EXERCISE OBJECTIVE | Leaving nothing out, set down all the data exactly.

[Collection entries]

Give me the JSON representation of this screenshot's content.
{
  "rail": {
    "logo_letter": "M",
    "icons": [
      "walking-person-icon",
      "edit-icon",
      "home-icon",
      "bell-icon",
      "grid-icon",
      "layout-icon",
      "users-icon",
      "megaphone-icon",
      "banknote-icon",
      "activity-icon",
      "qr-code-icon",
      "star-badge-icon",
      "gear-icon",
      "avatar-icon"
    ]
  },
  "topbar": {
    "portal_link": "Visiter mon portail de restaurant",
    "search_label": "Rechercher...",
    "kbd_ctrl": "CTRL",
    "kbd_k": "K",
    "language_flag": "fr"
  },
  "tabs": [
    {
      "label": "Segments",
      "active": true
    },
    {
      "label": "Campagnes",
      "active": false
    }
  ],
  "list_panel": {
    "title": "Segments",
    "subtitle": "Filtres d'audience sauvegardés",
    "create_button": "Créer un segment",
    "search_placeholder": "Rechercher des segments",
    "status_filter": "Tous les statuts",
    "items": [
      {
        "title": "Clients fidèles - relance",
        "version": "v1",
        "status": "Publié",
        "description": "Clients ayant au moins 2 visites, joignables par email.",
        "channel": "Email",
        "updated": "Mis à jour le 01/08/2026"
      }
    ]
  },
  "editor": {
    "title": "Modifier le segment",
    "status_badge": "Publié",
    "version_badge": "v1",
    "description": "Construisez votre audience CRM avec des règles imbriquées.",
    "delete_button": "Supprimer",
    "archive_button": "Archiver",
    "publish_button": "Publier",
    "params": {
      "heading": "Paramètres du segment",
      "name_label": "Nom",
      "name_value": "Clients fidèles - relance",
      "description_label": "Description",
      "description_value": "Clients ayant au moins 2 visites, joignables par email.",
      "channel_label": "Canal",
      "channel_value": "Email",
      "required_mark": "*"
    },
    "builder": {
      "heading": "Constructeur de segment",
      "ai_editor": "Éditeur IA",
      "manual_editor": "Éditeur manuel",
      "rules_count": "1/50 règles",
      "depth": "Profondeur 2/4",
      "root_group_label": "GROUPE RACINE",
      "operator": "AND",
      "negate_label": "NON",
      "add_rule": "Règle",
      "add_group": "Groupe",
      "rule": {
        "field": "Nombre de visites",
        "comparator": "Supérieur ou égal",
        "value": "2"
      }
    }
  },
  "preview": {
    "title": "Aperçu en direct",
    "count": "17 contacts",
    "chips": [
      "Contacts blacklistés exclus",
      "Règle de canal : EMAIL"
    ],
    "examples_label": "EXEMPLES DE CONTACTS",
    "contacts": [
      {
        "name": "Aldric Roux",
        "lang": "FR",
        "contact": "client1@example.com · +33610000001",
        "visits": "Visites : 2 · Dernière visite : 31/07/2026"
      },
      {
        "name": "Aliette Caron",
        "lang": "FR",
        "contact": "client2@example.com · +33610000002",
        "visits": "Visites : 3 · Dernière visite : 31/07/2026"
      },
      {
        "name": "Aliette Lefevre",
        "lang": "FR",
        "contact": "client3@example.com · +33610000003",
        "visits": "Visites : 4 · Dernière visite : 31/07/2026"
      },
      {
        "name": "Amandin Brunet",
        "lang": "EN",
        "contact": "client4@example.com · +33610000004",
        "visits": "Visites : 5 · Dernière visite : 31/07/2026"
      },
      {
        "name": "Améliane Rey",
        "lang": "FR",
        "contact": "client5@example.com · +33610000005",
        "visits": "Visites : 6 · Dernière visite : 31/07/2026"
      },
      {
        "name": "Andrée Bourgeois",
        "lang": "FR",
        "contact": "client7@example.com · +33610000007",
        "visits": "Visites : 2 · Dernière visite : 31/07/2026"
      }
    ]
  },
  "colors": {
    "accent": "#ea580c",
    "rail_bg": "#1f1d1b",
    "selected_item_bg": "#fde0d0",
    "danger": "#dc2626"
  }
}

TASK SOLUTION |
Give me the JSON representation of this screenshot's content.
{
  "rail": {
    "logo_letter": "M",
    "icons": [
      "walking-person-icon",
      "edit-icon",
      "home-icon",
      "bell-icon",
      "grid-icon",
      "layout-icon",
      "users-icon",
      "megaphone-icon",
      "banknote-icon",
      "activity-icon",
      "qr-code-icon",
      "star-badge-icon",
      "gear-icon",
      "avatar-icon"
    ]
  },
  "topbar": {
    "portal_link": "Visiter mon portail de restaurant",
    "search_label": "Rechercher...",
    "kbd_ctrl": "CTRL",
    "kbd_k": "K",
    "language_flag": "fr"
  },
  "tabs": [
    {
      "label": "Segments",
      "active": true
    },
    {
      "label": "Campagnes",
      "active": false
    }
  ],
  "list_panel": {
    "title": "Segments",
    "subtitle": "Filtres d'audience sauvegardés",
    "create_button": "Créer un segment",
    "search_placeholder": "Rechercher des segments",
    "status_filter": "Tous les statuts",
    "items": [
      {
        "title": "Clients fidèles - relance",
        "version": "v1",
        "status": "Publié",
        "description": "Clients ayant au moins 2 visites, joignables par email.",
        "channel": "Email",
        "updated": "Mis à jour le 01/08/2026"
      }
    ]
  },
  "editor": {
    "title": "Modifier le segment",
    "status_badge": "Publié",
    "version_badge": "v1",
    "description": "Construisez votre audience CRM avec des règles imbriquées.",
    "delete_button": "Supprimer",
    "archive_button": "Archiver",
    "publish_button": "Publier",
    "params": {
      "heading": "Paramètres du segment",
      "name_label": "Nom",
      "name_value": "Clients fidèles - relance",
      "description_label": "Description",
      "description_value": "Clients ayant au moins 2 visites, joignables par email.",
      "channel_label": "Canal",
      "channel_value": "Email",
      "required_mark": "*"
    },
    "builder": {
      "heading": "Constructeur de segment",
      "ai_editor": "Éditeur IA",
      "manual_editor": "Éditeur manuel",
      "rules_count": "1/50 règles",
      "depth": "Profondeur 2/4",
      "root_group_label": "GROUPE RACINE",
      "operator": "AND",
      "negate_label": "NON",
      "add_rule": "Règle",
      "add_group": "Groupe",
      "rule": {
        "field": "Nombre de visites",
        "comparator": "Supérieur ou égal",
        "value": "2"
      }
    }
  },
  "preview": {
    "title": "Aperçu en direct",
    "count": "17 contacts",
    "chips": [
      "Contacts blacklistés exclus",
      "Règle de canal : EMAIL"
    ],
    "examples_label": "EXEMPLES DE CONTACTS",
    "contacts": [
      {
        "name": "Aldric Roux",
        "lang": "FR",
        "contact": "client1@example.com · +33610000001",
        "visits": "Visites : 2 · Dernière visite : 31/07/2026"
      },
      {
        "name": "Aliette Caron",
        "lang": "FR",
        "contact": "client2@example.com · +33610000002",
        "visits": "Visites : 3 · Dernière visite : 31/07/2026"
      },
      {
        "name": "Aliette Lefevre",
        "lang": "FR",
        "contact": "client3@example.com · +33610000003",
        "visits": "Visites : 4 · Dernière visite : 31/07/2026"
      },
      {
        "name": "Amandin Brunet",
        "lang": "EN",
        "contact": "client4@example.com · +33610000004",
        "visits": "Visites : 5 · Dernière visite : 31/07/2026"
      },
      {
        "name": "Améliane Rey",
        "lang": "FR",
        "contact": "client5@example.com · +33610000005",
        "visits": "Visites : 6 · Dernière visite : 31/07/2026"
      },
      {
        "name": "Andrée Bourgeois",
        "lang": "FR",
        "contact": "client7@example.com · +33610000007",
        "visits": "Visites : 2 · Dernière visite : 31/07/2026"
      }
    ]
  },
  "colors": {
    "accent": "#ea580c",
    "rail_bg": "#1f1d1b",
    "selected_item_bg": "#fde0d0",
    "danger": "#dc2626"
  }
}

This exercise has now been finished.